The park is primarily a system of Rift Valley flood-plain habitats with associated woodlands on higher ground. It follows the upper Shire river (the western boundary) for 30 km, up to the south-eastern shore of Lake Malombe; a northern section (added in 1977) connects it with Mangochi Mountain Forest Reserve (site MW013). Away from the river, the terrain slopes gently eastwards and is interrupted by two groups of hills (highest peak 921 m). The vegetation of the park is a complex of seven main types, the most widespread being tall, monodominant Colophospermum mopane woodland. Riverine habitats include extensive reedbeds, Hyphaene palm-savanna, flood-plain grassland and semi-evergreen thickets of Acacia–Albizia–Diospyros. A savanna woodland of Adansonia digitata, Acacia spp., Albizia harveyi and small clumps of mopane, interspersed with termitaria, lies adjacent to the flood-plain. On the hills Brachystegia–Julbernardia (miombo) woodland dominates. Cutting east–west across the flood-plain are tributary drainage lines fringed with evergreen forest.
See Box and Table 3 for key species. The park has a list of over 380 species. Circus macrourus may winter in small numbers.
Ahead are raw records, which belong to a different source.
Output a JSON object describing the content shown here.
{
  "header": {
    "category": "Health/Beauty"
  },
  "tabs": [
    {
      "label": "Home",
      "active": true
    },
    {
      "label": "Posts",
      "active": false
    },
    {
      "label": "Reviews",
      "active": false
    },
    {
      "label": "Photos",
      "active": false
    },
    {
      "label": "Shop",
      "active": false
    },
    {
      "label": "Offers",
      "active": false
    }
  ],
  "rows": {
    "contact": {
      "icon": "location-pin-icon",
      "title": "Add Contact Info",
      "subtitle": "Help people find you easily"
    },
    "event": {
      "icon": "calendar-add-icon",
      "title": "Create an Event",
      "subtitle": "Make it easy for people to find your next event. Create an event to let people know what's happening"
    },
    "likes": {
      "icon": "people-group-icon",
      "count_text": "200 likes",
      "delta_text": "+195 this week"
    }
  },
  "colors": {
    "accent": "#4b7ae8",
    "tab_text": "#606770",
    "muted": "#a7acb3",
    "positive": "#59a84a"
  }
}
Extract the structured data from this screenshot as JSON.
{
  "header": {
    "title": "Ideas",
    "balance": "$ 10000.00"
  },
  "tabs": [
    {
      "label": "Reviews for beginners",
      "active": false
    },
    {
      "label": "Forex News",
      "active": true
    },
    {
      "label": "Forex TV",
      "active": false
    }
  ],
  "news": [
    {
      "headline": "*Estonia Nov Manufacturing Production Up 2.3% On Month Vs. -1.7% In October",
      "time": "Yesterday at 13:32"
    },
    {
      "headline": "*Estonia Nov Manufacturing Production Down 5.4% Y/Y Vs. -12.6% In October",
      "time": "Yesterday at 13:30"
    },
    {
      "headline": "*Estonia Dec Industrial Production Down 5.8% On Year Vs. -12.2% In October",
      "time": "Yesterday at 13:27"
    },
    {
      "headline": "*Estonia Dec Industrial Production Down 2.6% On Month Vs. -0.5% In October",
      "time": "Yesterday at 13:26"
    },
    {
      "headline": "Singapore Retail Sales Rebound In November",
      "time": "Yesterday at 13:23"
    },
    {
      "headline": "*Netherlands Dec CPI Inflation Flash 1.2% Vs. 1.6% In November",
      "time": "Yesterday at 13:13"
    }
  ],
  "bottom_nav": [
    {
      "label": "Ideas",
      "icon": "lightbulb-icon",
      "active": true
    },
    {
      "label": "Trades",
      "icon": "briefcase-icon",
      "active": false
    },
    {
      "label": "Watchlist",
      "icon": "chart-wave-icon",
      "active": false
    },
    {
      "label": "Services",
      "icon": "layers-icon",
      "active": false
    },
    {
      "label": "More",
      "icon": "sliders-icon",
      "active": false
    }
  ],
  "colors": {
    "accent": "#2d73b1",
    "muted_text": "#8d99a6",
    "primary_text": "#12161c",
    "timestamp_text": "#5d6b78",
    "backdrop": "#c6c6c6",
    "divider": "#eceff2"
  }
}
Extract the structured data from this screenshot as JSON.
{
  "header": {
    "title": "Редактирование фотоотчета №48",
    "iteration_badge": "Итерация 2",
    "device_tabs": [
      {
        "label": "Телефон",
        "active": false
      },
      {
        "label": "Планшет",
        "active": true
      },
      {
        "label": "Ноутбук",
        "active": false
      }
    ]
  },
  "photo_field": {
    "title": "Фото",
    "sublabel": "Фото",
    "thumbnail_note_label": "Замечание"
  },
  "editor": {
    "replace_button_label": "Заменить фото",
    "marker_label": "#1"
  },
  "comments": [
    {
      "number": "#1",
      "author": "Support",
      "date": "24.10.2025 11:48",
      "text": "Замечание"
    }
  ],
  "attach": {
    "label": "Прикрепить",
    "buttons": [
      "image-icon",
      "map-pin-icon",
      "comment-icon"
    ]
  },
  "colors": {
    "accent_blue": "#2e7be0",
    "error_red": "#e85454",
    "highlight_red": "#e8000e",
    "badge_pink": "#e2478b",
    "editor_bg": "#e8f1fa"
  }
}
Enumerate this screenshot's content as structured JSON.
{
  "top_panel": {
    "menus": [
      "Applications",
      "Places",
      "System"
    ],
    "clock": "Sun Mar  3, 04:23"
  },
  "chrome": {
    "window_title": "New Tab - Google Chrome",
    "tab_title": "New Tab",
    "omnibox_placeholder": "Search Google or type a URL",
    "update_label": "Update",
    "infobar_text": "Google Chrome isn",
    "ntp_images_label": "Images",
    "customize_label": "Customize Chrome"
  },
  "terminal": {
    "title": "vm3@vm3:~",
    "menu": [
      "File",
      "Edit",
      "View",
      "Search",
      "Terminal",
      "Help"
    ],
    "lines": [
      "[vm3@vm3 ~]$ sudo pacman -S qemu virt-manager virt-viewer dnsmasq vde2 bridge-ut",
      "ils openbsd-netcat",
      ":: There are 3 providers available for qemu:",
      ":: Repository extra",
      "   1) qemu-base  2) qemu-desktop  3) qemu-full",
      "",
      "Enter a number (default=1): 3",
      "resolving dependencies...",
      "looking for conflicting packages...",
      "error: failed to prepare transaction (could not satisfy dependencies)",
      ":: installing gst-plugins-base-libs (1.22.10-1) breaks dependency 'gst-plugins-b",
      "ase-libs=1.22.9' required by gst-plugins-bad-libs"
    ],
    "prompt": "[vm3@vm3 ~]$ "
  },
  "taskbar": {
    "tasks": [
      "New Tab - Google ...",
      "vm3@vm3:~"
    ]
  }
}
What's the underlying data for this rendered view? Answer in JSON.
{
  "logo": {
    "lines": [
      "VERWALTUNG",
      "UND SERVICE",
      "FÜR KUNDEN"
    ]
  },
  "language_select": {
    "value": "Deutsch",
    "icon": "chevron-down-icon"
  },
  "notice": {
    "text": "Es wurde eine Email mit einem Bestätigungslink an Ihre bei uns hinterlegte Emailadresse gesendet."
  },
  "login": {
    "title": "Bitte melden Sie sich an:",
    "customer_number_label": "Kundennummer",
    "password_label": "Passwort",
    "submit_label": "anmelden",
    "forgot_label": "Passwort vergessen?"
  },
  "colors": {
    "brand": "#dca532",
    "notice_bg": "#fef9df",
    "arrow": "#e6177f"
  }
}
There are also a few records of Falco naumanni, which is possibly regular on passage, while Gallinago media has been recorded, but its status is unknown. Many aquatic bird species occur, including Gorsachius leuconotus and Ardeola rufiventris, but numbers overall are rather small. Liwonde is the only locality in Malawi where Agapornis lilianae is recorded and is an important site for this lovebird with well over 1,000 individuals occurring in mopane and baobab woodland. It is also the only regular site in the country today for Lybius melanopterus.
Non-bird biodiversity: Vegetation: an epiphytic orchid is almost endemic (Microcoelia ornithocephala; also recorded on the small Sambani Hill to the south).Mammals: the park holds the most important Malawi populations of Kobus ellipsiprymnus (LR/cd) and Hippotragus niger (LR/cd). Reintroduction of Diceros bicornis (CR) and some other species is being undertaken, but the long-term security of the park is far from certain.
BirdLife International (2021) Important Bird Areas factsheet: Liwonde National Park. Downloaded from http://www.birdlife.org on 23/01/2021.